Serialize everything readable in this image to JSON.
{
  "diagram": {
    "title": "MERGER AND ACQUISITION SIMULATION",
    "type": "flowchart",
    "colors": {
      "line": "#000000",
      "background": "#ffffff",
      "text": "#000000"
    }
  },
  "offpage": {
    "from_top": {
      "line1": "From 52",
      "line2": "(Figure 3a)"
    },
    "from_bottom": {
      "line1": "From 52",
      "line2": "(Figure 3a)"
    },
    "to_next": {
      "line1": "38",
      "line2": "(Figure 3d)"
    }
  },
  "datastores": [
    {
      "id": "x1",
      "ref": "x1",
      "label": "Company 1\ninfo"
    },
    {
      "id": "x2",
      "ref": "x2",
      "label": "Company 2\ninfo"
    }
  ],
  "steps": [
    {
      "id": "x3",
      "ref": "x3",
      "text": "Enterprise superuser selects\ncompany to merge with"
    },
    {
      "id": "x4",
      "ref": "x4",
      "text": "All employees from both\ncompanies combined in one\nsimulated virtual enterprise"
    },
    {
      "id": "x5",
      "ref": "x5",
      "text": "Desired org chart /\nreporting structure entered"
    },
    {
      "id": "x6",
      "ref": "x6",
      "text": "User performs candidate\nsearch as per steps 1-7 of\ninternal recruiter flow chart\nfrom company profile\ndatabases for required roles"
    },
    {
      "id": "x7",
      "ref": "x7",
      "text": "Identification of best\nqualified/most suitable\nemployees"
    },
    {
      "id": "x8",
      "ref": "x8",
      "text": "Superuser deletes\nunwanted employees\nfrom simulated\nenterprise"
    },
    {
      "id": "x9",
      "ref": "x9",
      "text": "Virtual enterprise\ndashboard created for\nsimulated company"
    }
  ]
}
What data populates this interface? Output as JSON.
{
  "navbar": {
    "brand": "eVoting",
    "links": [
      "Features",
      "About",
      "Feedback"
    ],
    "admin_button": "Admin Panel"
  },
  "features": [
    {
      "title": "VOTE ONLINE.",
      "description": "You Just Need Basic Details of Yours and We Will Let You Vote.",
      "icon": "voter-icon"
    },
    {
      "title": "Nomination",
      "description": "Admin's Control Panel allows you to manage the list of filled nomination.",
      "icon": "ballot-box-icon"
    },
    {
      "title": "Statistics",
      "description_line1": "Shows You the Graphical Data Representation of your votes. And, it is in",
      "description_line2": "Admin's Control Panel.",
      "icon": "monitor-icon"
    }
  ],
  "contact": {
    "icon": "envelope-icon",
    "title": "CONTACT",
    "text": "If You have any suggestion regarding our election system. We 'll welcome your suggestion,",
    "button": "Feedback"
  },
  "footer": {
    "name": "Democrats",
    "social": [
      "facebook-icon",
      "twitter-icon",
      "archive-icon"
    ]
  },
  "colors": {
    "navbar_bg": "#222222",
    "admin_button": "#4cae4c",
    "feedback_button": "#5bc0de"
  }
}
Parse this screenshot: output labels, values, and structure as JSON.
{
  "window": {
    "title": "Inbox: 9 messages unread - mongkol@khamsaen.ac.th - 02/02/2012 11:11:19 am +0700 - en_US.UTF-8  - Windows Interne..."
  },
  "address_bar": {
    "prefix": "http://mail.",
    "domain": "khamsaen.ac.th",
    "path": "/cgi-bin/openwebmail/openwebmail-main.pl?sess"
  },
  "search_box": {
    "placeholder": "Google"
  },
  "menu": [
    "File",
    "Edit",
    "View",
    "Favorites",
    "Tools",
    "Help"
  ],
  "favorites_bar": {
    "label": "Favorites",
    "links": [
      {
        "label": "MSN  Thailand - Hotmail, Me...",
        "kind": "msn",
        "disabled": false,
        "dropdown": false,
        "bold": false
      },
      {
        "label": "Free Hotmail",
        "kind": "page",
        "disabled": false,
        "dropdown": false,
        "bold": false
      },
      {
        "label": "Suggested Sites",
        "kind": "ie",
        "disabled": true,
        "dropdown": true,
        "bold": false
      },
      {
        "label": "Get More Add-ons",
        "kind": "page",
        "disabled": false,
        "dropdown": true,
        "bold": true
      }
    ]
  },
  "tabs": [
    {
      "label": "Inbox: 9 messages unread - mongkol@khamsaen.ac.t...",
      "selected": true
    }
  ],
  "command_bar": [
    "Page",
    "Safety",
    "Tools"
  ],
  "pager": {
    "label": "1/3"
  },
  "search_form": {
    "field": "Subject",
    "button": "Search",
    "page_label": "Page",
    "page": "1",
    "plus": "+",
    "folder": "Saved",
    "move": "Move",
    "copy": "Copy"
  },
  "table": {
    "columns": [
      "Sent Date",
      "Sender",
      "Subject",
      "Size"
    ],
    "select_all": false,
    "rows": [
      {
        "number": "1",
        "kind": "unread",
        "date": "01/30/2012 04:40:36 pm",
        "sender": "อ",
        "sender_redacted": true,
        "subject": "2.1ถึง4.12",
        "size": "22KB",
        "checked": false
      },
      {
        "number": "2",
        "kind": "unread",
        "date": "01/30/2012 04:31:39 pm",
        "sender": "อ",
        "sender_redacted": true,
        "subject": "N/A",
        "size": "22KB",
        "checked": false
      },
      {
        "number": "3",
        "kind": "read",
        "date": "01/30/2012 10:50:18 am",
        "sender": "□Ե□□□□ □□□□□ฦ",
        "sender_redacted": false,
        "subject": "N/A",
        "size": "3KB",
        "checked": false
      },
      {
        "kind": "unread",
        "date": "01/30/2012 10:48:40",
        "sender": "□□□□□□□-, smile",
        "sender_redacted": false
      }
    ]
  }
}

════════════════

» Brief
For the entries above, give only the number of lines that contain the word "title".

» Task solution
6